In the summer of 1772, R. Shneur Zalman of Liadi came to Rovno, where the Maggid was living. When R. Zusia told him that R. Dov Ber had asked that he come, R. Shneur Zalman sighed deeply and fainted. Even after he revived, he was feeble and bedridden. R. Menachem Mendel of Vitebsk and R. Zusia went to tell the Maggid what had occurred. His reaction: "R. Zalmanyu," for thus did he refer to his beloved Talmid, "has the feelings of a son. I was like a son to my Rebbe, the Baal Shem Tov, and he is like my son."
His pupils did not understand R. Shneur Zalman's weakness and their rebbe's reaction to it until that winter, in the month of Kislev. At that time, looking at the mournful faces of his disciples, who realized that their master was nearing death, the Maggid told them: "What you feel now, R. Zalman felt last summer."
Each year on the first evening of Rosh HaShanah, Eliyahu the Prophet appeared to R. Elimelech of Lizensk, revealing something from Above. In the year 1772, he told R. Elimelech that the world exists because of the prayers of three Tzaddikim, and he identified them. R. Elimelech was amazed that the Maggid was not among them. He later understood why - the Maggid passed away shortly thereafter.

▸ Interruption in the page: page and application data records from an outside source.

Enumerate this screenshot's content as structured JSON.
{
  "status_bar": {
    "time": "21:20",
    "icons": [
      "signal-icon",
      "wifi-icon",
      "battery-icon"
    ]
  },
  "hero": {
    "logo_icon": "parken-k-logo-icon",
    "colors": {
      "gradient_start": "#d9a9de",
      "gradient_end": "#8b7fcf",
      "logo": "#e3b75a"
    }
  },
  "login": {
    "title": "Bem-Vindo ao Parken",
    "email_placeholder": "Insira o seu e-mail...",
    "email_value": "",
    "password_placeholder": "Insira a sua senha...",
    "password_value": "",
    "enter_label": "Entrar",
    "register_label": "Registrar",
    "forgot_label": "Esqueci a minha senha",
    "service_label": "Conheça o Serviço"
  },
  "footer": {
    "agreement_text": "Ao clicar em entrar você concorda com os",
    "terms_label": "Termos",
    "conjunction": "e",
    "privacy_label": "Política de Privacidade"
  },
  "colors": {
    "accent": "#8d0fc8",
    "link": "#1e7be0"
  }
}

Since one never know when his last day will be, I therefore write these words to my dear, beloved son, the holy Tzaddik Avrahaminyu:
The will was signed by the Maggid and witnessed by R. Azriel Meisels and R. Shlomo of Lutzk.
The Maggid then lapsed into a lengthy silence, closed his eyes, and appeared to doze. R. Zusia tiptoed into the room, and the Maggid awoke and beckoned him with a weak motion of his hand. As he approached the Maggid's bed, the master grasped R. Zusia's right hand, looked into his eyes, and whispered in a faint but clear voice: "You, Zusia, are mine in this world, and in the next world you will be next to me, as body and soul are joined." His head fell onto the pillow as his strength faded, but his eyes remained fixed on R. Zusia.
Again he drifted off into slumber. "Where is Menachem Mendel?" he asked upon awakening, his voice even weaker than before.
"Menachem Mendel of Vitebsk is not here," replied R. Shneur Zalman.
"Is R. Yehudah Leib HaCohen here?" the Maggid inquired, sounding like his end was very near.
"R. Yehudah Leib HaCohen is here," answered R. Shneur Zalman.
As R. Yehudah Leib drew near the bed, the Maggid lifted his head off the pillow and took R. Yehudah Leib's right hand. "You will also be close to me," he told him, "for the 'lips of a Kohen guard knowledge' [Malachi 1:7] and knowledge is my realm." His lips moved distinctively, his voice clear and sure.
He then turned to R. Shneur Zalman. "Zalmanyu," he said, "give me your hand. You will remain alone, you are for yourself - you have your own way. You will need a lot of help from Heaven. I will yearn for you very much, and God willing, I will save you from all your troubles."
After bidding his other disciples farewell, he cried, "Where's Avraham? Where are you, my son? I don't see you!"
They found him locked away in his room and brought him to the Maggid.
"Avraham," he said in an unmuffled voice that had regained some strength, "I don't have to tell you anything. Continue on your holy path. Listen to Zalmanyu and things will be good for you. But above all, do not afflict yourself, for a small hole in your body can leave a large hole in the soul, and your neshamah is unique." The Maggid stared intently at his son for a long while, awaiting a reply. But the Malach was silent.
At this point the Maggid said, "good-night," closed his eyes, and fell asleep. On the nineteenth of Kislev, wrapped in Tefillin, his face aflame, the Maggid returned his soul to its Maker.
The Maggid was buried in Onipol. Chassidim say he traded places with R. Yaakov of Onipol, a protege of the Baal Shem, who was buried in Mezritch. Interestingly, it was R. Yaakov who mentioned the Maggid to the Baal Shem Tov before their first meeting. Later, R. Zusia and R. Yehudah Leib HaCohen were buried near the Maggid, in fulfillment of his promise to be with him in the next world. R. Mordechai of Chernobyl (1770-1837) once remarked that these grave sites had the fragrance of Gan Eden.